Heat and Noise
The MacBook is essentially silent thanks to the use of a solid state drive for storage and no cooling fan or optical drive to make extra noise. We didn’t notice any high-pitched CPU whine during our testing, so the only noise coming from the MacBook should be audio from the built-in speakers.
External temperatures are likewise kept in check (essentially the same as skin temperature) thanks to the passively cooled Intel Core M-5Y31 and the form-fitting aluminum chassis that serves as a giant heat sink for the logic board. The CPU and the rest of the logic board are seated on an anisotropic graphite sheet that works like thermal paste to disperse heat to the MacBook’s aluminum body. This would be a problem if Apple used a higher-performance, higher-wattage CPU, but a benefit of the low-power processor is less heat.
Apple has earned a reputation for delivering exceptional battery life, and the new MacBook follows that rule. While the Intel Core M-5Y31 falls short in terms of raw computing power, it more than makes up for that shortcoming by minimizing the battery drain. The TDP of this processor is just 4.5 Watts compared to roughly three times as much power consumption (15 Watts) from the Core i5-4260U processor in last year’s 11-inch MacBook Air.

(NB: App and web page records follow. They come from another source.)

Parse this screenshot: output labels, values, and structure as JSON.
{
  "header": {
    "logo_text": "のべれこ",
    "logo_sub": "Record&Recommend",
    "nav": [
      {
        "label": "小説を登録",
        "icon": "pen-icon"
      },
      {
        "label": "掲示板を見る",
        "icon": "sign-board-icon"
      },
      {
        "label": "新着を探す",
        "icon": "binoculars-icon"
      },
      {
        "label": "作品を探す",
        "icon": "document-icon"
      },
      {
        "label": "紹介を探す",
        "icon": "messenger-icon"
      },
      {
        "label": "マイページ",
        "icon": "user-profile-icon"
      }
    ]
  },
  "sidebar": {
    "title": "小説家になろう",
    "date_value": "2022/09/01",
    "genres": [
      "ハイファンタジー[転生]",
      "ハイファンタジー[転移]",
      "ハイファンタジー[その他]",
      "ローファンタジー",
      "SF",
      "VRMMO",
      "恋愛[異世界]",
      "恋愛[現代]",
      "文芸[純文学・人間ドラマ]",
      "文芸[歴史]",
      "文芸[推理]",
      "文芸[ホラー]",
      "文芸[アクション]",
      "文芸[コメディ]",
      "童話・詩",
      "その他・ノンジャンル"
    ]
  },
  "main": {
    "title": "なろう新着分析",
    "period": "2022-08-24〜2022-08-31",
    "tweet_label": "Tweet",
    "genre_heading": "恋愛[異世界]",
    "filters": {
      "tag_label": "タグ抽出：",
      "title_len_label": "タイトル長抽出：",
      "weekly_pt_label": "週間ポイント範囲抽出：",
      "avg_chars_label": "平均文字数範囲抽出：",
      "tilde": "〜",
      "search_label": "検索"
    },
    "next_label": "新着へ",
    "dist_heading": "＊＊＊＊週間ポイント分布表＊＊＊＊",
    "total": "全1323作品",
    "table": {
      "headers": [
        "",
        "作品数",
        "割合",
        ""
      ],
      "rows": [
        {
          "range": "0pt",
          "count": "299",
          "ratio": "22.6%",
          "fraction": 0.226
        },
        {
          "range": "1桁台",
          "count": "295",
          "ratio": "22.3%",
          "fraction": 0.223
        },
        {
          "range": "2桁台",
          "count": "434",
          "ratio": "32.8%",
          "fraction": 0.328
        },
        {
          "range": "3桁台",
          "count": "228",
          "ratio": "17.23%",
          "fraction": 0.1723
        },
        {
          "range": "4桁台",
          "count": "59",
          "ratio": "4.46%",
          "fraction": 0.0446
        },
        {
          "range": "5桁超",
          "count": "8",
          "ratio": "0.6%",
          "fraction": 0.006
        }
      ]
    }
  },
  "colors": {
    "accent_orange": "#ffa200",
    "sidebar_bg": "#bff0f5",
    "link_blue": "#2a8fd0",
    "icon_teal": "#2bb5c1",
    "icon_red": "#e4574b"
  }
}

Combine that modest power consumption with an impressive 6-cell lithium-polymer battery rated at 39.7 Watt-hours that is spread out over most of the internal space. The logic board inside the MacBook takes up only a fraction of space while the battery fills most of the internal volume of the chassis.
Apple claims the MacBook delivers “up to 9 hours of wireless web” use, or “up to 10 hours of iTunes movie playback” but we didn’t get that kind of battery life with the screen brightness set to auto and moving somewhere between a brightness setting around 11 and the maximum brightness of 16. We consistently triggered the MacBook’s battery alert after 5-6 hours of non-stop web browsing, video streaming, and light productivity (typing in a Pages document or editing a photo in iPhoto). That being said, the high-resolution Retina display certainly consumes the majority of battery power; you should be able to get more than 7 or 8 hours of battery life if you manually set the screen brightness to a lower level.